[Instructions for the task]: Print the lines from the one containing "Convert this screenshot" through the end of the material below, both included, exactly as they appear and without pictures.

/---

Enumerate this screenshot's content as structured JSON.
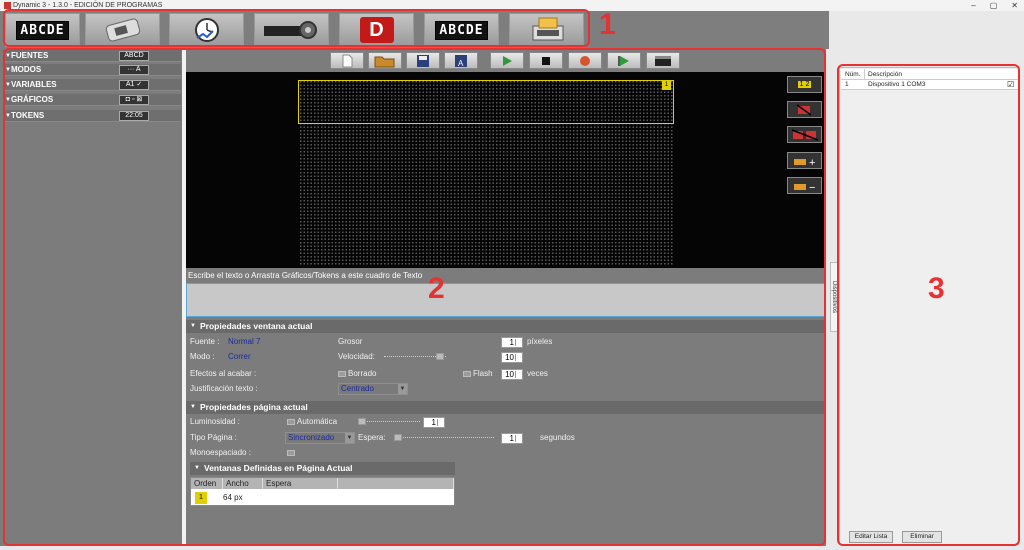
{
  "window": {
    "title": "Dynamic 3 - 1.3.0 - EDICIÓN DE PROGRAMAS",
    "min": "–",
    "max": "▢",
    "close": "✕"
  },
  "annotations": {
    "one": "1",
    "two": "2",
    "three": "3"
  },
  "toolbar_top": {
    "btn1_lcd": "ABCDE",
    "btn7_lcd": "ABCDE",
    "btn5_letter": "D"
  },
  "left_panel": {
    "items": [
      {
        "label": "FUENTES",
        "icon_text": "ABCD"
      },
      {
        "label": "MODOS",
        "icon_text": "··· A"
      },
      {
        "label": "VARIABLES",
        "icon_text": "A1 ✓"
      },
      {
        "label": "GRÁFICOS",
        "icon_text": "◘ ▫ ⊠"
      },
      {
        "label": "TOKENS",
        "icon_text": "22:05"
      }
    ]
  },
  "display": {
    "window_badge": "1"
  },
  "side_buttons": {
    "pages": "1 2"
  },
  "instruction": "Escribe el texto o Arrastra Gráficos/Tokens a este cuadro de Texto",
  "win_props": {
    "title": "Propiedades ventana actual",
    "font_label": "Fuente :",
    "font_value": "Normal 7",
    "mode_label": "Modo :",
    "mode_value": "Correr",
    "effects_label": "Efectos al acabar :",
    "just_label": "Justificación texto :",
    "just_value": "Centrado",
    "grosor_label": "Grosor",
    "grosor_value": "1",
    "grosor_unit": "píxeles",
    "vel_label": "Velocidad:",
    "vel_value": "10",
    "borrado_label": "Borrado",
    "flash_label": "Flash",
    "flash_value": "10",
    "flash_unit": "veces"
  },
  "page_props": {
    "title": "Propiedades página actual",
    "lum_label": "Luminosidad :",
    "auto_label": "Automática",
    "lum_value": "1",
    "tipo_label": "Tipo Página :",
    "tipo_value": "Sincronizado",
    "espera_label": "Espera:",
    "espera_value": "1",
    "espera_unit": "segundos",
    "mono_label": "Monoespaciado :"
  },
  "windows_table": {
    "title": "Ventanas Definidas en Página Actual",
    "columns": [
      "Orden",
      "Ancho",
      "Espera"
    ],
    "rows": [
      {
        "orden": "1",
        "ancho": "64 px",
        "espera": ""
      }
    ]
  },
  "right_panel": {
    "columns": [
      "Núm.",
      "Descripción"
    ],
    "rows": [
      {
        "num": "1",
        "desc": "Dispositivo 1 COM3",
        "checked": "☑"
      }
    ],
    "edit_btn": "Editar Lista",
    "delete_btn": "Eliminar",
    "side_tab": "Dispositivos"
  },
  "colors": {
    "accent_red": "#e53232",
    "link_blue": "#1d2a9c",
    "highlight_yellow": "#e0d000"
  }
}
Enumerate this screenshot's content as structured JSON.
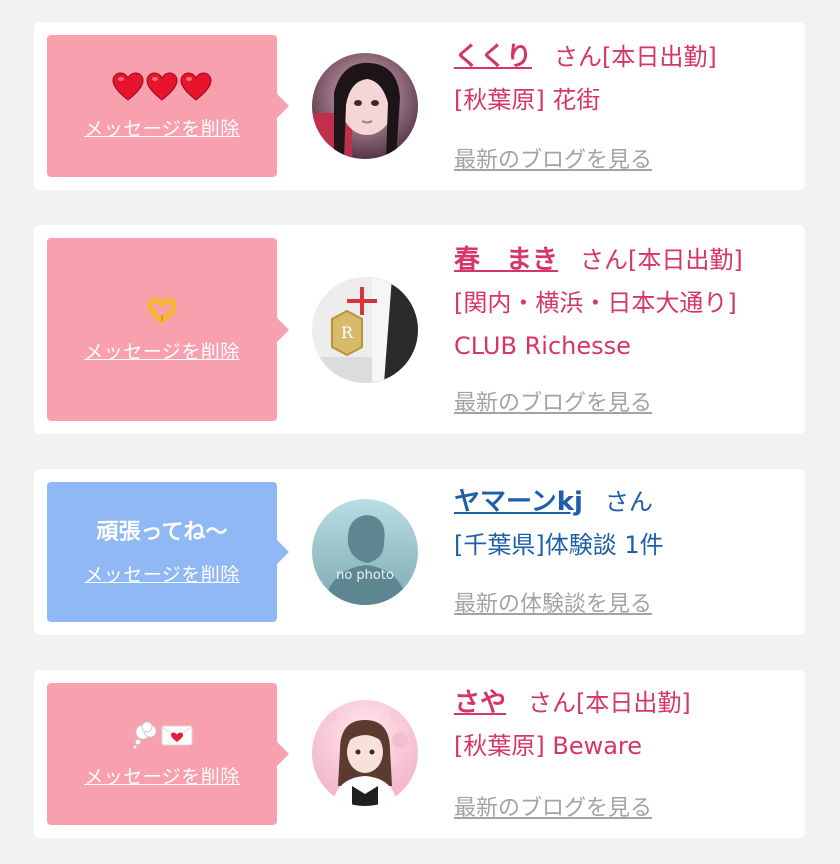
{
  "delete_label": "メッセージを削除",
  "colors": {
    "pink_bubble": "#f8a0ad",
    "blue_bubble": "#8fb8f5",
    "pink_text": "#d63567",
    "blue_text": "#1d5fa8",
    "link_gray": "#a3a3a3"
  },
  "messages": [
    {
      "icons": [
        "heart-emoji",
        "heart-emoji",
        "heart-emoji"
      ],
      "name": "くくり",
      "suffix": "さん[本日出勤]",
      "detail": "[秋葉原] 花街",
      "link": "最新のブログを見る"
    },
    {
      "icons": [
        "heart-hands-emoji"
      ],
      "name": "春　まき",
      "suffix": "さん[本日出勤]",
      "detail": "[関内・横浜・日本大通り] CLUB Richesse",
      "link": "最新のブログを見る"
    },
    {
      "text": "頑張ってね〜",
      "name": "ヤマーンkj",
      "suffix": "さん",
      "detail": "[千葉県]体験談 1件",
      "avatar_text": "no photo",
      "link": "最新の体験談を見る"
    },
    {
      "icons": [
        "thought-balloon-emoji",
        "love-letter-emoji"
      ],
      "name": "さや",
      "suffix": "さん[本日出勤]",
      "detail": "[秋葉原] Beware",
      "link": "最新のブログを見る"
    }
  ]
}
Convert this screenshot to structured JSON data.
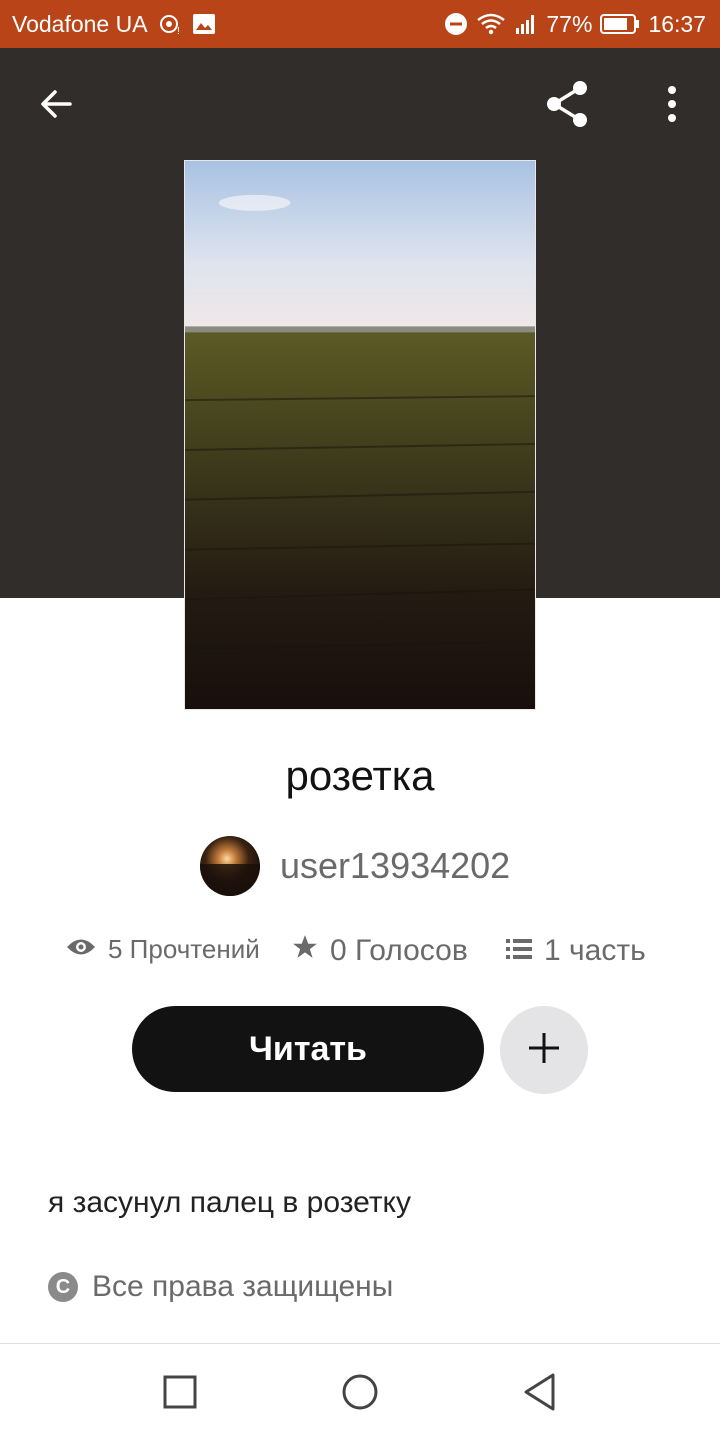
{
  "status_bar": {
    "carrier": "Vodafone UA",
    "battery": "77%",
    "time": "16:37"
  },
  "header": {
    "back_icon": "arrow-left-icon",
    "share_icon": "share-icon",
    "more_icon": "more-vertical-icon"
  },
  "story": {
    "title": "розетка",
    "author": "user13934202",
    "reads": "5 Прочтений",
    "votes": "0 Голосов",
    "parts": "1 часть",
    "read_label": "Читать",
    "description": "я засунул палец в розетку",
    "copyright": "Все права защищены"
  },
  "colors": {
    "status_bar": "#b94418",
    "header_bg": "#302d2a",
    "button_dark": "#121212",
    "add_button_bg": "#e4e3e5",
    "muted_text": "#6a6a6a"
  }
}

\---

[Solution]:
Convert this screenshot to structured JSON data.
{
  "status_bar": {
    "carrier": "Vodafone UA",
    "battery": "77%",
    "time": "16:37"
  },
  "header": {
    "back_icon": "arrow-left-icon",
    "share_icon": "share-icon",
    "more_icon": "more-vertical-icon"
  },
  "story": {
    "title": "розетка",
    "author": "user13934202",
    "reads": "5 Прочтений",
    "votes": "0 Голосов",
    "parts": "1 часть",
    "read_label": "Читать",
    "description": "я засунул палец в розетку",
    "copyright": "Все права защищены"
  },
  "colors": {
    "status_bar": "#b94418",
    "header_bg": "#302d2a",
    "button_dark": "#121212",
    "add_button_bg": "#e4e3e5",
    "muted_text": "#6a6a6a"
  }
}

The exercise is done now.